Photo by Jeremy Cowart
Building relationships is key to advancing in your career, says Jon Acuff (pictured).

Everyone knows the value of a savings account. During a crisis, or even just when an unexpected need arises, having some money tucked away means you'll have it to help solve problems.

But not many people have heard of a "career savings account," which is something Jon Acuff, best-selling author of the book "Do Over," says every professional needs.

A career savings account is a stock of assets you build up over time that gives you the stability to weather any work-related shifts. And there are always shifts.

"Everyone needs a [career savings account] because your career is going to change," Acuff tells CNBC.

"It might not have a shift as large as what happened to cab drivers with Uber but change is coming for you in some form."

Career changes could come from the outside, if your company lays you off or you get a job offer. Or they could come from the inside as you realize you want to try a different path.

Either way, you'll want to start investing in your career now, Acuff writes.

"Your career is going to change." -Jon Acuff, author of "Do Over"

There are four areas to invest in, which he illustrates as a very simple equation:

Career savings account = Relationships + Skills + Character + Hustle

Networking, learning new skills, exploring your own personal interests and having a strong work ethic, or what Acuff calls hustle, are all necessary. If you're missing one of these, the career savings account isn't complete.
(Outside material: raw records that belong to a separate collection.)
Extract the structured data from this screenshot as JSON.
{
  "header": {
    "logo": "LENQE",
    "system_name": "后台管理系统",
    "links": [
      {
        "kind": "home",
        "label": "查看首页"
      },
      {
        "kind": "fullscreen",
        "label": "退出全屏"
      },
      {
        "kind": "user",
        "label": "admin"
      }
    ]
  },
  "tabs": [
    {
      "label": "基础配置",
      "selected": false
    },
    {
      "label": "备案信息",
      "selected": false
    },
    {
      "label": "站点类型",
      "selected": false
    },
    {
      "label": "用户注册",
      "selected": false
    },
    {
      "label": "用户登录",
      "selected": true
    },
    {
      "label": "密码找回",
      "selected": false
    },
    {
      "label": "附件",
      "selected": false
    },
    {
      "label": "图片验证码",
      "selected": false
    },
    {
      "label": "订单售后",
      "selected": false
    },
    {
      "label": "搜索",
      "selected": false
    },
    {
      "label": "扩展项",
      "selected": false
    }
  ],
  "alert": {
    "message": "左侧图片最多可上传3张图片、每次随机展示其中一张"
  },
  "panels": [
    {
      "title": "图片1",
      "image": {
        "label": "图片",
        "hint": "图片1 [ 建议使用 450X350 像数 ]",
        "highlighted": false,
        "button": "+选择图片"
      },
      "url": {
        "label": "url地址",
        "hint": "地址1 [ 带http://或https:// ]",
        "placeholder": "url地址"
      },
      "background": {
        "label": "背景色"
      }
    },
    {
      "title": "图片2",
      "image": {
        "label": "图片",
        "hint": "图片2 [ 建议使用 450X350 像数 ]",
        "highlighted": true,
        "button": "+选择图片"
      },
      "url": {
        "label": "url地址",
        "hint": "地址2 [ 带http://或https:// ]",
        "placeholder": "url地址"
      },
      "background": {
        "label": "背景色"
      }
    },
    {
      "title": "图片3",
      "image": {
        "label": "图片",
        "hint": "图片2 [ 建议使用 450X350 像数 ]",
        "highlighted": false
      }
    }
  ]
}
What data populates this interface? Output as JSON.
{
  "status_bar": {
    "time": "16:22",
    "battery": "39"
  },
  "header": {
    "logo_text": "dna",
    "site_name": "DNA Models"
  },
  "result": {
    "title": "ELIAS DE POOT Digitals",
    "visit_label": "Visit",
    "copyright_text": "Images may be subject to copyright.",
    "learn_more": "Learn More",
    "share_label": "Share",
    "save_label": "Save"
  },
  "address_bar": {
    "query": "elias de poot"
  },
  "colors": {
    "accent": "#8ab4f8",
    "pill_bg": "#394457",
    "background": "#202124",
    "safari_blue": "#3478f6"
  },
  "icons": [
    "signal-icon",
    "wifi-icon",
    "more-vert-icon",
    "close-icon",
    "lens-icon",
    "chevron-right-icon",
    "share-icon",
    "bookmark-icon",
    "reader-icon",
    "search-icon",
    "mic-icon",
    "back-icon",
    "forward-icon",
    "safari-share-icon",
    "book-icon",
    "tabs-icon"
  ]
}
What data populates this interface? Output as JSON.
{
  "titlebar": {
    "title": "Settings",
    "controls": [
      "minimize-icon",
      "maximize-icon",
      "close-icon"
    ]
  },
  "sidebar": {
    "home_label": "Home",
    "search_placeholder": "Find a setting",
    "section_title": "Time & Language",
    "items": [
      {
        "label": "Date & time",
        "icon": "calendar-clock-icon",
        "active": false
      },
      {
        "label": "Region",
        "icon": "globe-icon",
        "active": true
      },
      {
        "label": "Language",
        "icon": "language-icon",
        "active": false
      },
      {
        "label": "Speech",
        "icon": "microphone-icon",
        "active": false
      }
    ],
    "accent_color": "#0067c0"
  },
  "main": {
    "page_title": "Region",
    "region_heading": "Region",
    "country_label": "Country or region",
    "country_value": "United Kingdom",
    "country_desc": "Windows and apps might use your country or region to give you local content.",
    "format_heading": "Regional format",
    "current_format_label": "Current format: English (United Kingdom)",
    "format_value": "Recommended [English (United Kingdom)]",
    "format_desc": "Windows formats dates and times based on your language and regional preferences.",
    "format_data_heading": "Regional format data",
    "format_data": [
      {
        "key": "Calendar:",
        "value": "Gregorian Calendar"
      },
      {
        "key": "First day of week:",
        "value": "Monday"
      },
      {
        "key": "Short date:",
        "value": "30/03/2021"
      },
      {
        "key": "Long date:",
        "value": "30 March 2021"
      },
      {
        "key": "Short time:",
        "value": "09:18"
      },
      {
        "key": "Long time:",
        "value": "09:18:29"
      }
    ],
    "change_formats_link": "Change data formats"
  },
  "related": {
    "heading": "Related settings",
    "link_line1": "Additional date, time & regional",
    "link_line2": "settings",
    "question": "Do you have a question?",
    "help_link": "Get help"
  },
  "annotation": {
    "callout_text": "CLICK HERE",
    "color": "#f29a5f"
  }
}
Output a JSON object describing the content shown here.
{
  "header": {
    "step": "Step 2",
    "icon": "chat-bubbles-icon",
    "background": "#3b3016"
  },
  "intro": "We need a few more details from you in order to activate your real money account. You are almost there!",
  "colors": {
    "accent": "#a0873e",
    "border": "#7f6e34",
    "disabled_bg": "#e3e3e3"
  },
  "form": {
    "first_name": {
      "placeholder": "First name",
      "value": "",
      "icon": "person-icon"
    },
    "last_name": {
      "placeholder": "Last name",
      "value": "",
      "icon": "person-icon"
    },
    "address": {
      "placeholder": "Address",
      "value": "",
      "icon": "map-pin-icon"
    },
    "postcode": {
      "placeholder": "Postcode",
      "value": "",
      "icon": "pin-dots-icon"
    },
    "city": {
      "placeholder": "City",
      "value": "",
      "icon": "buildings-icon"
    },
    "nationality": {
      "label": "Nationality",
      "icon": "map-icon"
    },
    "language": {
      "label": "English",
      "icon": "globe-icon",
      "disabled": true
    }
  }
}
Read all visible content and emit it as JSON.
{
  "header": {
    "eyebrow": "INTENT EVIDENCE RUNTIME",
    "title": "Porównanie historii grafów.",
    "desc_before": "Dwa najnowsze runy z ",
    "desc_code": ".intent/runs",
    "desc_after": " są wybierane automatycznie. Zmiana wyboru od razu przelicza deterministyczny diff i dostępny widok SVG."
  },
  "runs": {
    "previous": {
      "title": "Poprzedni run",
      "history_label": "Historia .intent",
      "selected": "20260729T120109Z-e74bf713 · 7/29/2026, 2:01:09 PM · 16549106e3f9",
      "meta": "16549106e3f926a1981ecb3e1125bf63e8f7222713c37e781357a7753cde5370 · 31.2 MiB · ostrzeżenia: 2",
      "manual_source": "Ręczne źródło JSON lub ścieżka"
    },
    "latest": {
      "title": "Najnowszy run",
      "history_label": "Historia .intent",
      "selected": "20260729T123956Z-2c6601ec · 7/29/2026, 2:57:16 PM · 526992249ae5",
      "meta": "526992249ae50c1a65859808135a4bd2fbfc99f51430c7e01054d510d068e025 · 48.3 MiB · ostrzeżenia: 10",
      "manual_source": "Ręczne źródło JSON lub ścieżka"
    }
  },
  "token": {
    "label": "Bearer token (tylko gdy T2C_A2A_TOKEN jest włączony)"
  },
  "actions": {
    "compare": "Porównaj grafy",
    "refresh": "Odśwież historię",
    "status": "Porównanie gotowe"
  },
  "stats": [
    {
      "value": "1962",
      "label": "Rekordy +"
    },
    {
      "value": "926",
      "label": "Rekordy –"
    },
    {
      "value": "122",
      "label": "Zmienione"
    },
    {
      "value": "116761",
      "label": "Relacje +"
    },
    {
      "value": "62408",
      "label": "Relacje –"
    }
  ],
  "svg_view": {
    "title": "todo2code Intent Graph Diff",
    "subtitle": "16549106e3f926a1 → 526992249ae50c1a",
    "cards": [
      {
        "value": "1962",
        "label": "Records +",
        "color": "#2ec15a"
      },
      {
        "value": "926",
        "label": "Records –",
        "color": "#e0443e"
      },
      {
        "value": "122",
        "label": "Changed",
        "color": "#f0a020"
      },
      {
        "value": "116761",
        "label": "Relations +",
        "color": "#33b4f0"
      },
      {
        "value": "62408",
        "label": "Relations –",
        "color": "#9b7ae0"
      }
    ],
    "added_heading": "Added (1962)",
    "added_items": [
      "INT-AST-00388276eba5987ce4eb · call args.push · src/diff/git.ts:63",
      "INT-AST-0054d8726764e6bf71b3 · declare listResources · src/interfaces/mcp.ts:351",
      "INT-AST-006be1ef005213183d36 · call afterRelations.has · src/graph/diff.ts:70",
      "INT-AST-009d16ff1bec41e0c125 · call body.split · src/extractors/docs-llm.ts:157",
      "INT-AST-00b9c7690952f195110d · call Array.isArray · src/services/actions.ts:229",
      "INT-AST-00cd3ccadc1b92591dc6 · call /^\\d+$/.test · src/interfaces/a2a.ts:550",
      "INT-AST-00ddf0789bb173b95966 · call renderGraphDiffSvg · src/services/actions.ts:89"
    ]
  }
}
For example, if you have relationships, skill, and character but lack the drive, then you could end up being like a one-hit-wonder band or a NFL draft pick that doesn't live up to potential.

If, on the other hand, you're lacking the right relationships, you can get stuck: You have potential but you may not be able to realize it.

The key is to develop all of these traits so that your account is there to help with the shifts heading your way. "There are always career waves," Acuff writes. "The well-prepared ride them, the ill-prepared are swept away by them."